Then came a revelationary phone call from the doctor. A final blood test had come back from testing in a specialist laboratory and this time it was positive. I had the antigens associates the bacteria Lyme borreliosis. I had Lyme disease. furthermore my symptoms were consistent with somebody suffering with a long term case of Lyme disease; by this point I had added joint swelling, sporadic numbness, cognitive issues and digestive problems to the list. Lyme Disease being unusual in this country, left my doctor a little baffled and we tried the standardised treatment - a mid length course of oral antibiotics.
There was no improvement.

I was now in a situation when I was being sent home from work on a regular basis because I was so exhausted and in pain when i got there that I could barely sit upright, let alone work with biohazards and chemicals. My afternoons were frequently spent in tears stretched out on my sofa clutching a packet of co-codamol and willing it to work. I took the decision at that point to enter into a period of long term sick leave. This coincided with my doctor making a referral to an Infectious Diseases Specialist to see if we could move further on. This is where i will abridge the story some what. Due to some 'administative error' my referral was delayed and I did not see a doctor again until 31st of December 2012. I had been sick for over a year and the last six months had been spent without any form of treatment or care. Needless to say my health did not improve, in fact it took a turn for the worse.

In 2013, under the care of a specialist, I began further testing which eventually concluded that i had an 'atypical long term case of Lyme borreliosis' and we only had one real option which may or may not work. I was set up with a midline in my arm and arrangements were made for a community nurse to visit me every day at home to administer a massive dose of IV antibiotics. I was lucky, the side-effects were minimal for me. Sadly though, so were the therapeutic effects. I experienced a few days of feeling slightly better and then quickly relapsed into the same state of endless pain, exhaustion and a myriad of other difficulties. We concluded that the antibiotics had probably (but not certainly) killed off any bacteria left in my body. What we are now faced with is the after effects. The very real damage that has been done by an invasive and sophisticated bacteria that had been living unwelcome in my body for over a year.
Some of this pain may be 'post infection fatigue'; a very large portion of it is likely to be permanent physiological damage from the bacteria to my endocrine system, mitochondria and nervous system; there is also the possibility that my illness triggered Fibromyalgia, a complex illness which, you guessed it, is related to the function of the endocrine system, nervous system and mitochondria. 
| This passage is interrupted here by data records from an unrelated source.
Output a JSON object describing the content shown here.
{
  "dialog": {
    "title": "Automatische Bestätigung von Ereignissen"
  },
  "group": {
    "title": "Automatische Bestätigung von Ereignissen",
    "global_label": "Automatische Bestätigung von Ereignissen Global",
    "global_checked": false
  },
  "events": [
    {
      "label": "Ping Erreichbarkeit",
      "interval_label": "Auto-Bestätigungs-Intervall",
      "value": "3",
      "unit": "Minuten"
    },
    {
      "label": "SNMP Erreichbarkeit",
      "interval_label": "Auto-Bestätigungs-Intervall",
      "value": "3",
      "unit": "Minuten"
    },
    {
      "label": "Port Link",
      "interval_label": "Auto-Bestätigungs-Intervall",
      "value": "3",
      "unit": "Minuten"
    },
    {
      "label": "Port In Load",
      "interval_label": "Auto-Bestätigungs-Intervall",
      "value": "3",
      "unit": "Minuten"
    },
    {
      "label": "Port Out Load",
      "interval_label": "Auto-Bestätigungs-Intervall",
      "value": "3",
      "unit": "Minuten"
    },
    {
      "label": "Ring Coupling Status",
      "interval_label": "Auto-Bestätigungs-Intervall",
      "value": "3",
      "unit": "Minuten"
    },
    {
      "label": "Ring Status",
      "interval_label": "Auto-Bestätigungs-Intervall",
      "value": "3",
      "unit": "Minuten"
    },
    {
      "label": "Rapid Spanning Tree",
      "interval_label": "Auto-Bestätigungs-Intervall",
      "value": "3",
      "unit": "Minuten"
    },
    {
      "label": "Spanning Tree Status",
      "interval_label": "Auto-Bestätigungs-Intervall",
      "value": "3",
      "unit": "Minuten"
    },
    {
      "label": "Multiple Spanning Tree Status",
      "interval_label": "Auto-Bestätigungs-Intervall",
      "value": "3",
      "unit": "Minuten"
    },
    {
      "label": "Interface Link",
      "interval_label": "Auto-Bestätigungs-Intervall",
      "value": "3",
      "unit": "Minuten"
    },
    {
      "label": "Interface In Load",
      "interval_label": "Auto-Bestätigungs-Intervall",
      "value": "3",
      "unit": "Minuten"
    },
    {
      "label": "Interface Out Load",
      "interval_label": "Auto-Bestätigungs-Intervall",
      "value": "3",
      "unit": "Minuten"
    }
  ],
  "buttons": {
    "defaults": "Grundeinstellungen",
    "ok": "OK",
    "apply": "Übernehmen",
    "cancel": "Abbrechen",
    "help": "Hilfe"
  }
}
The prognosis then: not good. We can wait and see if some of these issues resolve themselves. We can toy around with different medications to manage and control the pain and nervous issues. We can look at physiotherapy and see if my stamina can be increased. But these things take a very long time and are down to trial and error. In the mean time I am in not fit state to work a full time job, as my Occupational Health Therapist states I am unable to work 'consistantly, repeatedly and safely'. I am not in a fit state to do many of my previously loved hobbies with any sort of regularity, or without finding them extremely difficult. I have had to reevaluate the way I live my life entirely and do so under constant judgement of friends, family, employers, government agencies and complete strangers.

1 comment:

- byrd said...

Ugh. i hear you. This story is all-too-familiar for those of us with 'invisable Chronic illnesses'.

I'm looking forward to part 2.